With the current “stay at home” and “shelter in place” orders around the country, it can be difficult to see your hearing aid professional as often as usual. Even as states begin to ease restrictions and businesses cautiously start to reopen, it is best to avoid unneeded visits to places like stores and offices. Even with the best safeguards in place–like social distancing and a face covering–it is safest to avoid contact with anyone who could have COVID-19.

Because it is more challenging to see your hearing aid specialist, it is essential that you know how to take care of your hearing aids at home. While certain problems and emergency situations will need to be brought to a professional, some issues can be resolved on your own. One important way to prevent problems with your hearing aids is to properly maintain them.

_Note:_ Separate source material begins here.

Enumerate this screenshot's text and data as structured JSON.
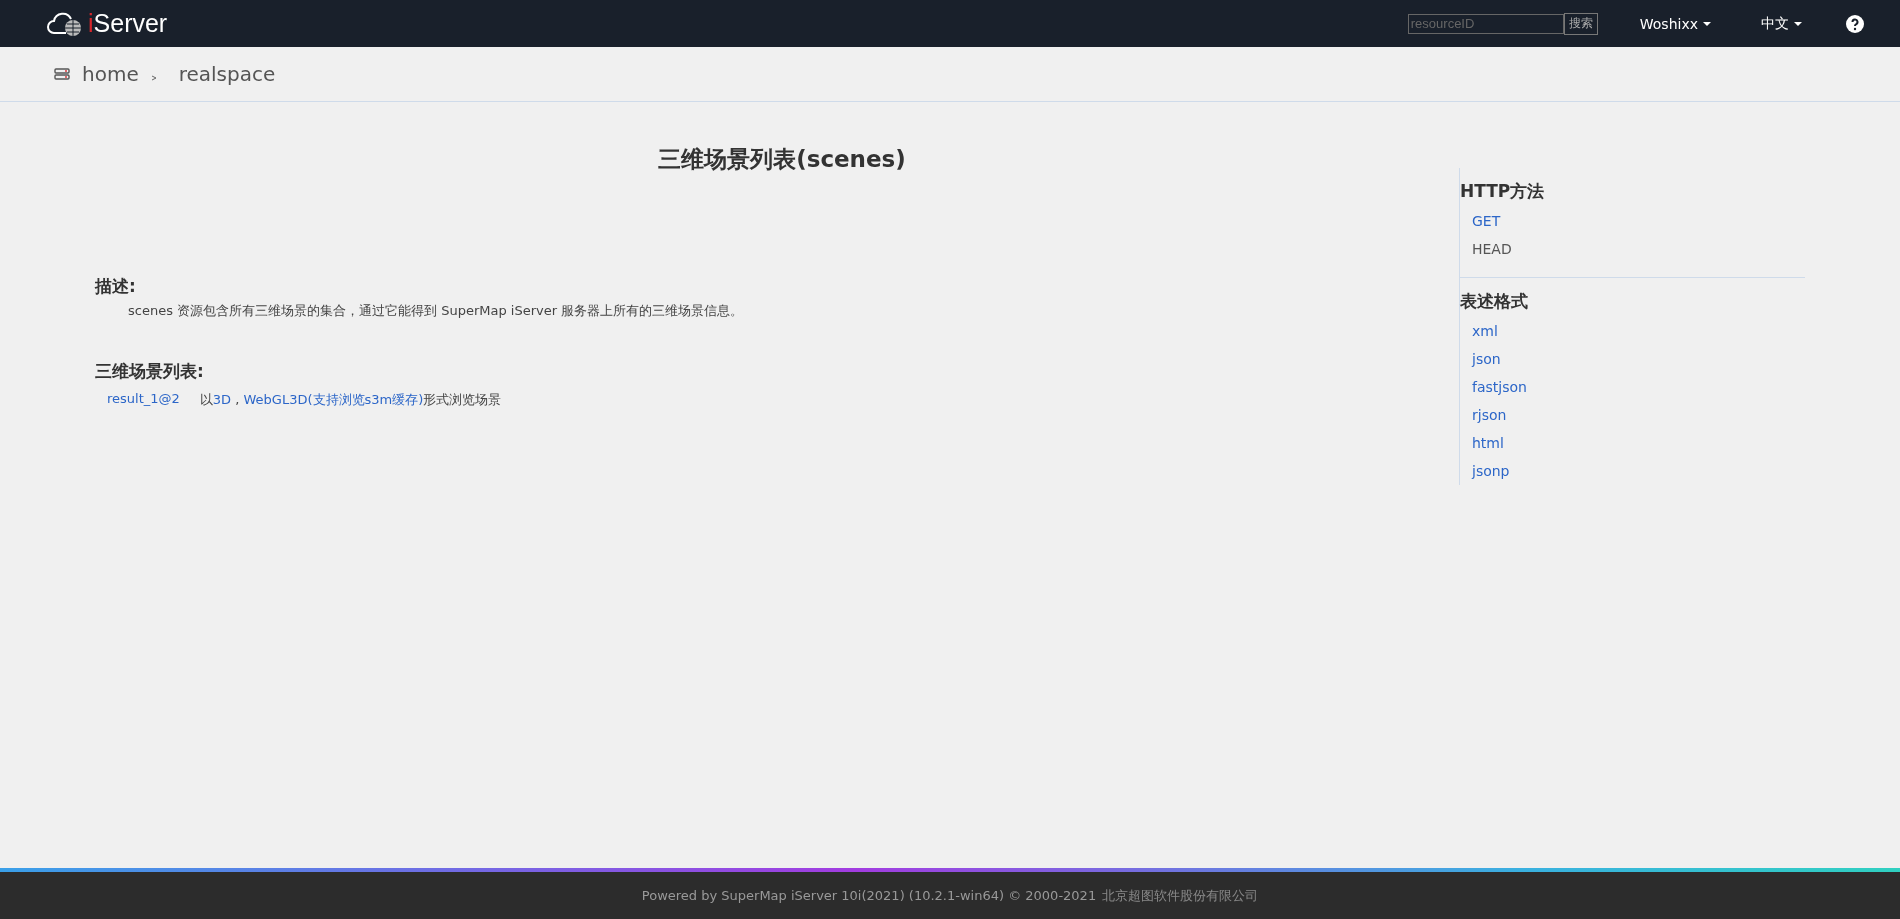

While all hearing aids are subject to environmental factors, such as earwax, humidity, moisture, and debris, different types of hearing aids are particularly susceptible to certain types of problems. In-The-Ear (ITE) and Invisible-In-The-Canal (IITC) hearing aids are especially susceptible to earwax. On the other hand, devices that are worn over the ear are more frequently exposed to sweat, water, and physical debris.

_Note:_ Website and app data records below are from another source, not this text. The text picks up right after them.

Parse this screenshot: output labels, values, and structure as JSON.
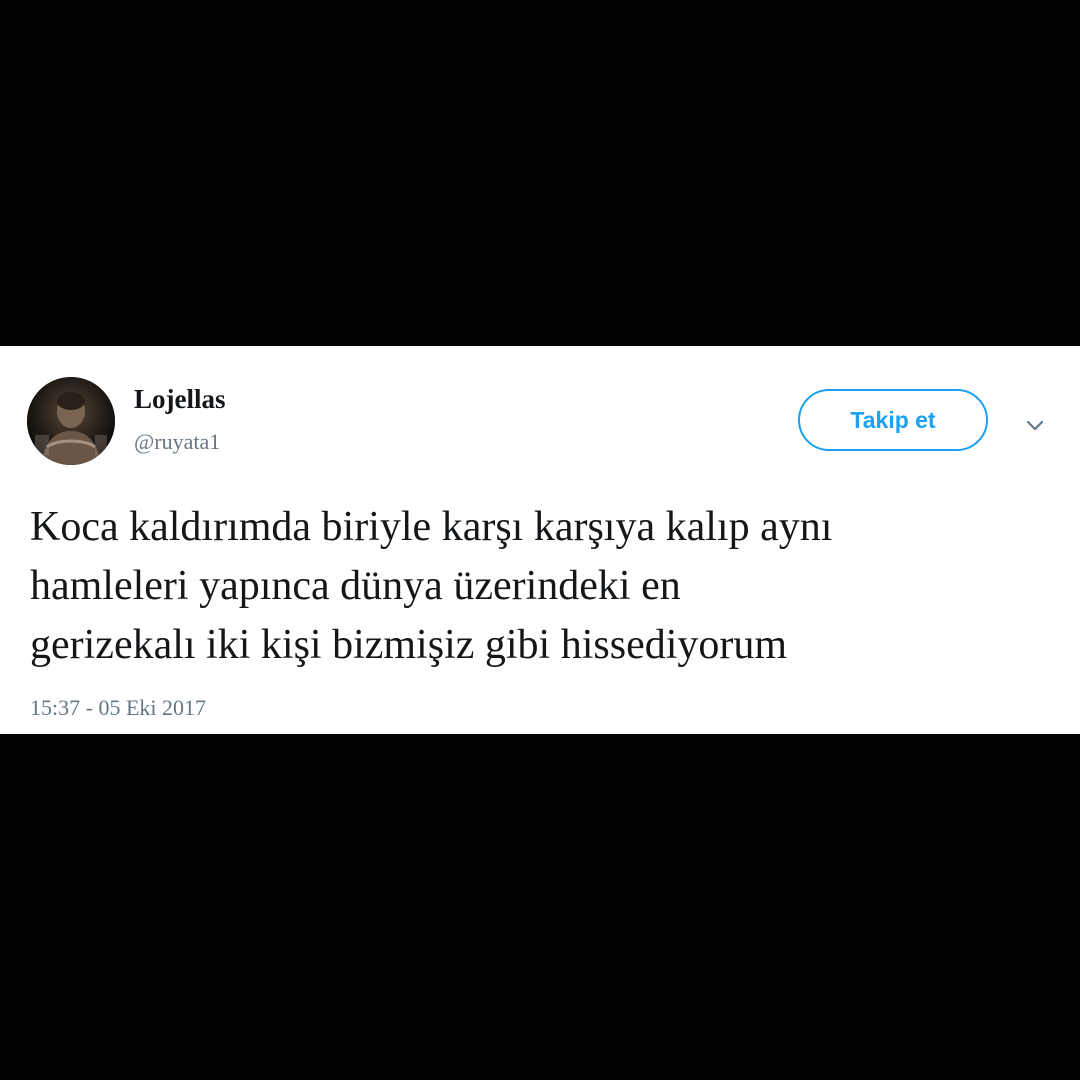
{
  "colors": {
    "background": "#000000",
    "card": "#ffffff",
    "accent": "#1da1f2",
    "text_primary": "#14171a",
    "text_secondary": "#657786"
  },
  "user": {
    "display_name": "Lojellas",
    "handle": "@ruyata1",
    "avatar_icon": "profile-photo-icon"
  },
  "actions": {
    "follow_label": "Takip et",
    "more_icon": "chevron-down-icon"
  },
  "tweet": {
    "text": "Koca kaldırımda biriyle karşı karşıya kalıp aynı\nhamleleri yapınca dünya üzerindeki en\ngerizekalı iki kişi bizmişiz gibi hissediyorum",
    "timestamp": "15:37 - 05 Eki 2017"
  }
}
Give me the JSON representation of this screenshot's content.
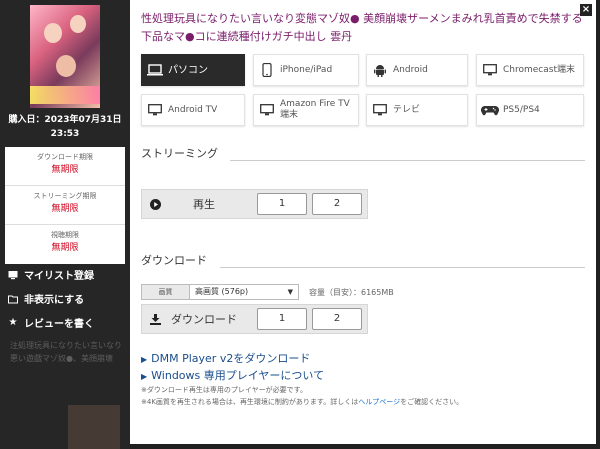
{
  "background": {
    "faint_lines": [
      "注処理玩具になりたい言いなり",
      "悪い遊戯マゾ奴●、美顔崩壊"
    ]
  },
  "left": {
    "purchase_label": "購入日：2023年07月31日",
    "purchase_time": "23:53",
    "limits": [
      {
        "label": "ダウンロード期限",
        "value": "無期限"
      },
      {
        "label": "ストリーミング期限",
        "value": "無期限"
      },
      {
        "label": "視聴期限",
        "value": "無期限"
      }
    ],
    "actions": [
      {
        "label": "マイリスト登録",
        "icon": "tv-icon"
      },
      {
        "label": "非表示にする",
        "icon": "folder-icon"
      },
      {
        "label": "レビューを書く",
        "icon": "star-icon"
      }
    ]
  },
  "modal": {
    "close_label": "×",
    "title": "性処理玩具になりたい言いなり変態マゾ奴● 美顔崩壊ザーメンまみれ乳首責めで失禁する下品なマ●コに連続種付けガチ中出し 雲丹",
    "devices": [
      {
        "label": "パソコン",
        "icon": "laptop-icon",
        "active": true
      },
      {
        "label": "iPhone/iPad",
        "icon": "phone-icon",
        "active": false
      },
      {
        "label": "Android",
        "icon": "android-icon",
        "active": false
      },
      {
        "label": "Chromecast端末",
        "icon": "monitor-icon",
        "active": false
      },
      {
        "label": "Android TV",
        "icon": "monitor-icon",
        "active": false
      },
      {
        "label": "Amazon Fire TV端末",
        "icon": "monitor-icon",
        "active": false
      },
      {
        "label": "テレビ",
        "icon": "monitor-icon",
        "active": false
      },
      {
        "label": "PS5/PS4",
        "icon": "gamepad-icon",
        "active": false
      }
    ],
    "streaming": {
      "heading": "ストリーミング",
      "play_label": "再生",
      "parts": [
        "1",
        "2"
      ]
    },
    "download": {
      "heading": "ダウンロード",
      "quality_tag": "画質",
      "quality_value": "高画質 (576p)",
      "size_text": "容量（目安）：6165MB",
      "button_label": "ダウンロード",
      "parts": [
        "1",
        "2"
      ]
    },
    "links": [
      "DMM Player v2をダウンロード",
      "Windows 専用プレイヤーについて"
    ],
    "notes": {
      "note1": "※ダウンロード再生は専用のプレイヤーが必要です。",
      "note2_prefix": "※4K画質を再生される場合は、再生環境に制約があります。詳しくは",
      "note2_link": "ヘルプページ",
      "note2_suffix": "をご確認ください。"
    }
  }
}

No matter which type of hearing aid you have, you can take steps to keep your hearing aids working well. Here are a few simple tips for maintaining your hearing aids at home:

  1. Always handle your hearing aids with care. Although they are not necessarily fragile, they could break or become lost due to an ill-timed drop.
  2. Wash your hands before handling your hearing aids.
  3. Store your hearing aids in a safe, dry place when you are not wearing them. A small, plastic container, like the one your hearing aids likely came in, is perfect. Be sure to keep your hearing aids in a safe place, away from any pets or children.
  4. Turn off your hearing aids when you are not using them. This can help to extend the battery life.
  5. Consider using a cord-and-clip system. This attaches to your hearing aids on one end and clips to your clothing on the other end. If your hearing aids fall out, this system prevents them from falling and becoming lost or broken.
  6. If you often find yourself losing your hearing aids, consider painting them a bright color or adding a bright-colored dot sticker. This can help you find them more easily.
  7. Periodically clean the battery contacts in your hearing aids. Be sure to also remove any visible earwax or other debris with a clean cloth.
  8. Regularly change the filters or wax guards. This helps to remove wax and dirt that could interfere with sound quality.
  9. Do not wear your hearing aids while you shower, swim, use a blow dryer, or use hair spray.

With these easy tips, your hearing aids are likely to stay in good working order. To learn more about how you can take care of your hearing aids at home, we encourage you to contact our hearing practice today. We look forward to assisting you!